“Just how severe El Niño will be and whether it will happen will get clearer by March,” Mrutyunjay Mohapatra, director-general of India meteorological department (IMD), told Business Standard.
If El Niño does take effect, then parts of Delhi, Bihar, Uttar Pradesh, and Chhattisgarh may experience drought-like conditions while central and northwestern India could experience severe heatwaves, the report said.
“Data shows that El Niño has had an overbearing impact on Indian rainfall and 80 per cent of the El Niño years have seen below-normal rains in the country, while others have also been outright drought years,” the newspaper said.
El Nino, therefore, often causes a shortage of agricultural commodities in India, causing food prices to surge in the country.
El Niño’s impact on India’s GDP and inflation
The monsoon months June-September are crucial for Indian farmers. Nearly 70% of the subcontinent receives rain during this period.
Agriculture, which largely depends on the monsoon, accounts for 20% of India’s GDP. It has a major bearing on inflation in the country.
Food price inflation accounts for nearly 40% of India’s consumer price index (CPI) basket. In December, India’s CPI fell to a one-year low of 5.72%, well within the Reserve Bank of India’s (RBI) comfort range of 2-6%.
However, an RBI paper (pdf) released last week noted that inflation may breach the central bank’s upper limit of 6% in the coming months. Any challenges on the supply front could increase volatility in food prices, and in turn food inflation, the paper stated.
Poor rainfall, brought about by El Nino, could bring down the output of commodities like rice, sugar, cereals, pulses and others, creating a shortage and increasing their prices.
Besides, the farm sector employs nearly half of India’s workforce.
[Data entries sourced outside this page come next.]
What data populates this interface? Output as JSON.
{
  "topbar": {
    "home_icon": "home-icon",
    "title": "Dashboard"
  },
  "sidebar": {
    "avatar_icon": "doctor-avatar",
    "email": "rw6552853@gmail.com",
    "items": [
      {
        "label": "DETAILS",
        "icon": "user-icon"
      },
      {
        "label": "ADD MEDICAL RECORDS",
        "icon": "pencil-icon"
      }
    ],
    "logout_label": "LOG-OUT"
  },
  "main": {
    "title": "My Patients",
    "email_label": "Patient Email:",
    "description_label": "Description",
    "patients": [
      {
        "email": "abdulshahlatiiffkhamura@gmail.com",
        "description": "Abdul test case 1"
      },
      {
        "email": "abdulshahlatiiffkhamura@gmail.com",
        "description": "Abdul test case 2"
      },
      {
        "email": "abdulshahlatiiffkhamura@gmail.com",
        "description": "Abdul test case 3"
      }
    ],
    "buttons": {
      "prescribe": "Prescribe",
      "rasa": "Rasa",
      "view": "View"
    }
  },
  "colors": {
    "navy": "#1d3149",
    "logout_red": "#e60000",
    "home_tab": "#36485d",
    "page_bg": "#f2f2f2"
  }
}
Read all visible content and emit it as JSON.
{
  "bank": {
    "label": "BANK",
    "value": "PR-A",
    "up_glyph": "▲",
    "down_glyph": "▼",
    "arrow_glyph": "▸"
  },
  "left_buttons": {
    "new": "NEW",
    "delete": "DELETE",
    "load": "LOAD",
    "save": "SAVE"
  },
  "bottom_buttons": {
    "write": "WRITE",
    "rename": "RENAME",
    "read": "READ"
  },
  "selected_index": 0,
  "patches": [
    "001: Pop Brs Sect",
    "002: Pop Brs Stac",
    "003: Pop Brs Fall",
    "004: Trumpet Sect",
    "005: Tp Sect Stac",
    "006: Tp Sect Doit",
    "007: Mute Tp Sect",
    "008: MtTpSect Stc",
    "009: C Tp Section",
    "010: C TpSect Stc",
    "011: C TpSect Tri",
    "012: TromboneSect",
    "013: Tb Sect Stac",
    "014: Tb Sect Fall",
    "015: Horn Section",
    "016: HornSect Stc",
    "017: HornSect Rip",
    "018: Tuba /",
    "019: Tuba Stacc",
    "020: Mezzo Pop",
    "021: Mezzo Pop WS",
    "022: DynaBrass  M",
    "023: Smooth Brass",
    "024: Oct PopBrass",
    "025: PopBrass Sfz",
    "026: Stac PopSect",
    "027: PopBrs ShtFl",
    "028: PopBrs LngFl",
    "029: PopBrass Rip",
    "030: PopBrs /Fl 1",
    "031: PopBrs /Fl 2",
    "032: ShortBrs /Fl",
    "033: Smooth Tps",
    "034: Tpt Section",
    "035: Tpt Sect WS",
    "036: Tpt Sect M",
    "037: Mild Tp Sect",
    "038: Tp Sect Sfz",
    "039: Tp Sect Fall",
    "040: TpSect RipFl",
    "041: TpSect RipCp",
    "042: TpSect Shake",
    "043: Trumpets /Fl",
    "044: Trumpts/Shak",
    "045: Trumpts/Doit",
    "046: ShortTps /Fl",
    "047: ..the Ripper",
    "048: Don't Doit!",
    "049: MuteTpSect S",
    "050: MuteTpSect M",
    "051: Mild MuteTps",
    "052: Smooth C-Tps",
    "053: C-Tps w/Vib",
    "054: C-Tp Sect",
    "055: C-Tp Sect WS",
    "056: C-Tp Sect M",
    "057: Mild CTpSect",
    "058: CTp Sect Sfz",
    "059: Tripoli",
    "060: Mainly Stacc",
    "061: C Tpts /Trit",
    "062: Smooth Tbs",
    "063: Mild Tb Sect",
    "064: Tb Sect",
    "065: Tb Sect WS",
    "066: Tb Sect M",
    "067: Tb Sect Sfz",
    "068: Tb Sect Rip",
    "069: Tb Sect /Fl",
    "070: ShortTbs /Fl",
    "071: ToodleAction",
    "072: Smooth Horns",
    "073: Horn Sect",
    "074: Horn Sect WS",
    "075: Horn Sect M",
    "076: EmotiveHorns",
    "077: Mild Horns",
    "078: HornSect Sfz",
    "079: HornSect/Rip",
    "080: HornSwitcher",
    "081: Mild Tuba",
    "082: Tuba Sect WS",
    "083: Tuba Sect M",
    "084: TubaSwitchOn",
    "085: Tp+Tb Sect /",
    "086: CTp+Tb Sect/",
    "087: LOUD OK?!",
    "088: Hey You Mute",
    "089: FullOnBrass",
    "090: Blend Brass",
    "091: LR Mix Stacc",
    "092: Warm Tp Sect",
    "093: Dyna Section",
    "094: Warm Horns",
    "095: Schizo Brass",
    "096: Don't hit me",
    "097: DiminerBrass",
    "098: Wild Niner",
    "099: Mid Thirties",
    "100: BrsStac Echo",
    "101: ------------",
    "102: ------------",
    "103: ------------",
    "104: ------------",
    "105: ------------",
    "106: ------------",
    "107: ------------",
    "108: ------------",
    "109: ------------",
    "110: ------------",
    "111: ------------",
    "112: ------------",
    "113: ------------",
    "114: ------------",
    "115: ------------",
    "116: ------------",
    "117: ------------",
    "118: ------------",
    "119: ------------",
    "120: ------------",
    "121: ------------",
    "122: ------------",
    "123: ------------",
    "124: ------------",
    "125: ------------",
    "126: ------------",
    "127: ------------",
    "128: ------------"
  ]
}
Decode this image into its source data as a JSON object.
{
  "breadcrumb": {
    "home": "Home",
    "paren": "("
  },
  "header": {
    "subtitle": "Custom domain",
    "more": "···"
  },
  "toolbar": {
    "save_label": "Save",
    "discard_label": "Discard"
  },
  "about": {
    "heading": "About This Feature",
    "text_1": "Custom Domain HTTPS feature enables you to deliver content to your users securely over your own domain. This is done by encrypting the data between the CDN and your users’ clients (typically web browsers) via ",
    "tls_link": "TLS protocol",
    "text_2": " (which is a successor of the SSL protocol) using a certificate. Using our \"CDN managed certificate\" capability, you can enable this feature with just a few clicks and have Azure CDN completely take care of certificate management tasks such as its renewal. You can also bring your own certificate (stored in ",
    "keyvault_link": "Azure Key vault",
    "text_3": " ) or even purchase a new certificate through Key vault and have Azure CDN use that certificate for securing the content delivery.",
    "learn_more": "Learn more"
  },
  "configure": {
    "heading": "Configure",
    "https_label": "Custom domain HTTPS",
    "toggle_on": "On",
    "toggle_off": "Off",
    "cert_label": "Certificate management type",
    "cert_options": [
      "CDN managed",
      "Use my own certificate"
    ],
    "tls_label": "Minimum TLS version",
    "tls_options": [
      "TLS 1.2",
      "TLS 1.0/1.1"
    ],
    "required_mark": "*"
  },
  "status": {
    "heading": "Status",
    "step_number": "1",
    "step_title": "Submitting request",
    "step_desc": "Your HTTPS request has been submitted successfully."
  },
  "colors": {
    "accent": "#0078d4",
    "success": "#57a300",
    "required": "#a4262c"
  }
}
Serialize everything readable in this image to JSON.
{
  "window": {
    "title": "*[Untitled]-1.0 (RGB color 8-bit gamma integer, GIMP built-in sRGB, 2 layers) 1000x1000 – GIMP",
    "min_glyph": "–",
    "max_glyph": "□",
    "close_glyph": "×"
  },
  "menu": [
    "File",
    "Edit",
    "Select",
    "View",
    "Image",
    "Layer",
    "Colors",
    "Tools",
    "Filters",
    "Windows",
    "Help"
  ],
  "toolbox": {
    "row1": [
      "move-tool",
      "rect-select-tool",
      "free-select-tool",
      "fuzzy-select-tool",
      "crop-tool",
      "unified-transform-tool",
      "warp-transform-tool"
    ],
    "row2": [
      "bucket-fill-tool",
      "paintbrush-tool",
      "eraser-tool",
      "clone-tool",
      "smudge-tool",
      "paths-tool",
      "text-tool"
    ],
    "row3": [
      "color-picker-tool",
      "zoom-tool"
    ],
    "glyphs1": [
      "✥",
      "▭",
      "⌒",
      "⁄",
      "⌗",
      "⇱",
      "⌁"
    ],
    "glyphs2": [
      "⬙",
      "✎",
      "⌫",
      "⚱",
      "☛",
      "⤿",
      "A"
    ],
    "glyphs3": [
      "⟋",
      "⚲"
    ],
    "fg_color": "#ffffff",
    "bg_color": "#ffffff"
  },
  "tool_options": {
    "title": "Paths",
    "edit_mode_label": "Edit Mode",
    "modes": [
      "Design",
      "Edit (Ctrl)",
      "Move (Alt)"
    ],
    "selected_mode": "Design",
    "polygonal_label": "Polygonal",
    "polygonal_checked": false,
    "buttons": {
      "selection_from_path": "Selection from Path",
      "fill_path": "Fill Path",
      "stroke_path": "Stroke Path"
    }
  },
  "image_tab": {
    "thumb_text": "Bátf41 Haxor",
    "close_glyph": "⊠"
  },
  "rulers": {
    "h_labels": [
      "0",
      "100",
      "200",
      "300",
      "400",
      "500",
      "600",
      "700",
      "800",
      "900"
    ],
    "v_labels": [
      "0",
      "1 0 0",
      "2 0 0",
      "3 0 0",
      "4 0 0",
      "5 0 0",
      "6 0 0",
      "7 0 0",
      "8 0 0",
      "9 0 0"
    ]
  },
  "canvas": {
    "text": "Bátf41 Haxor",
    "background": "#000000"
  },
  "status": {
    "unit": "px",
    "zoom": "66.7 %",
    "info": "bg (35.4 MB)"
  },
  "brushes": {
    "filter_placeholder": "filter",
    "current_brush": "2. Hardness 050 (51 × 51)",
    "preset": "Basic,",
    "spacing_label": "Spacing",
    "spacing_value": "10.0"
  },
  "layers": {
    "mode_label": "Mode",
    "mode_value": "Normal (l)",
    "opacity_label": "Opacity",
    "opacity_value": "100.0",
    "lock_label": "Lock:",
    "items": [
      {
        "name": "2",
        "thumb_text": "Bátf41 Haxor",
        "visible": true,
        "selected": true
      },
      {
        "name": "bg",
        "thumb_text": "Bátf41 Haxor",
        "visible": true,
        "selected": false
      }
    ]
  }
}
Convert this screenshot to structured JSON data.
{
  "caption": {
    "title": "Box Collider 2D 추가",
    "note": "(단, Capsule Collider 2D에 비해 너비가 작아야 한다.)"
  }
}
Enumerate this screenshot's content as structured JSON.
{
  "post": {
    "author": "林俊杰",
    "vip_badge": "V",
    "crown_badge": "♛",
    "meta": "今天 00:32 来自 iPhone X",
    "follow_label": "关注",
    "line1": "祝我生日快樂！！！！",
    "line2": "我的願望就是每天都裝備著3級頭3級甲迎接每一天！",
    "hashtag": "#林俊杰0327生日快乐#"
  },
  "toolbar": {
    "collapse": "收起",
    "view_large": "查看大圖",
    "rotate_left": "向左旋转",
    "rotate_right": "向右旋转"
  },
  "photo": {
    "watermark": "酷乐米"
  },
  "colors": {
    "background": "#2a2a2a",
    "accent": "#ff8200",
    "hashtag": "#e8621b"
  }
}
When production falls, it not only fuels commodity prices, it also affects incomes badly.